Spiga

Another North-South Sudanese Conflict?

BBC: Armies ‘head for central Sudan’

Background
Sudan has been a nation of conflict ever since it gained independence from Great Britain. First, it was the north versus the south. The south, which is mostly Christian and animistic, fought two incredibly bloody civil wars to gain autonomy from the government-controlling, Sharia law-imposing, Muslim and ‘more Arab’ north. The conflict finally ended in 2005 after the Comprehensive Peace Agreement was signed, giving the South more autonomy and the possibility of secession after a referendum in 2011. However, more recently, genocide backed by Khartoum in the western region of Sudan, Darfur, has received much more media attention. That does not mean the conflict between the North and South did not continue – far from it.

Recent escalations have occurred after new fighting in Abyei, an oil rich region. Control over the region has been a major point of conflict between the North and the South since the peace agreement was signed.

What can be done?
Well, not a lot, sadly. Buy a hybrid!

1 comments:

  Ramoncin

February 17, 2009 at 12:59 PM
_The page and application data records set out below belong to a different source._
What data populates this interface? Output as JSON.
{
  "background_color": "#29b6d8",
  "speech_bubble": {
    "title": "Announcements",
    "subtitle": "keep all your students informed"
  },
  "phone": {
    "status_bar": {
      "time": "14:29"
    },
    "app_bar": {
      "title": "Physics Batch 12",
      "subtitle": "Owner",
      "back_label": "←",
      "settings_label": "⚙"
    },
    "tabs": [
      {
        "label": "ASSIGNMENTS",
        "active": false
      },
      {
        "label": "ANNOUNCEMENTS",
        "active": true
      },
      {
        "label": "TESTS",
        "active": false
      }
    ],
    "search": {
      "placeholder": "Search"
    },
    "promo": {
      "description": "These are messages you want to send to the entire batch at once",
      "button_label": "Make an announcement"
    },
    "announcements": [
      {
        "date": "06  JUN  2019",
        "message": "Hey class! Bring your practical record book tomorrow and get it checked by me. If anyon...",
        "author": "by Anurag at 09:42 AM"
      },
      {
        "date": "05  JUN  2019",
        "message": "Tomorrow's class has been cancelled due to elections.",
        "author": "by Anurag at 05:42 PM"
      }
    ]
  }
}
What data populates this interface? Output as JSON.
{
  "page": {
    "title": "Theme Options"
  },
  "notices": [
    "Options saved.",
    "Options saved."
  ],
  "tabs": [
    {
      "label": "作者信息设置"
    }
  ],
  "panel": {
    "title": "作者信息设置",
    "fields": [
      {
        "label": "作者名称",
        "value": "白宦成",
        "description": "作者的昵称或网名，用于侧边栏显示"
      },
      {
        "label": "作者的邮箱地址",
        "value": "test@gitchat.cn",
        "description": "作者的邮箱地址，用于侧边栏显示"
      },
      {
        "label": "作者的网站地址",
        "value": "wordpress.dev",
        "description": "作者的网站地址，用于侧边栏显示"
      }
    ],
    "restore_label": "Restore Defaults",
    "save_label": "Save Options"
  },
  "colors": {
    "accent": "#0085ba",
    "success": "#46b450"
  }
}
Much can be done, but with little will little will be done. We can all, even we who read this blog, do our best to have our governments and financial institutions divest from the capital of this murderous regime (http://www.sudandivestment.org/home.asp). It is easy really: go to your bank; ask if they can provide you with a list of investment options for Sudan; take the list and check online if it contains companies that indirectly or directly affect the genocide; go back to the bank and say that they should take those companies off their list; if they won't (which is where the little will to do anything comes in) go to universities, magazines, professors, any influential person you know and have them sign a petition you create and write articles about the bank and how it encourages genocide (someone at the top of the mountain in these banks knows where their investments are and have them because they make a profit out of it).
In addition to targeted divestment, make sure you sign every petition Amnesty International sends to Bashir as well as write your own letters of grievance to the president (the more polite, but still stern, the better, no need for foul language). In that way maybe you can free some of those people who work for justice to prevail and the demise of impunity (like Mohammed al-Sari Ibrahim and Daoud Hari).
These are just two things you as a person reading this blog can do. Then there are multiple options for governments to step in and improve UNAMIDs mandate or after Bashir is indicted imprison him.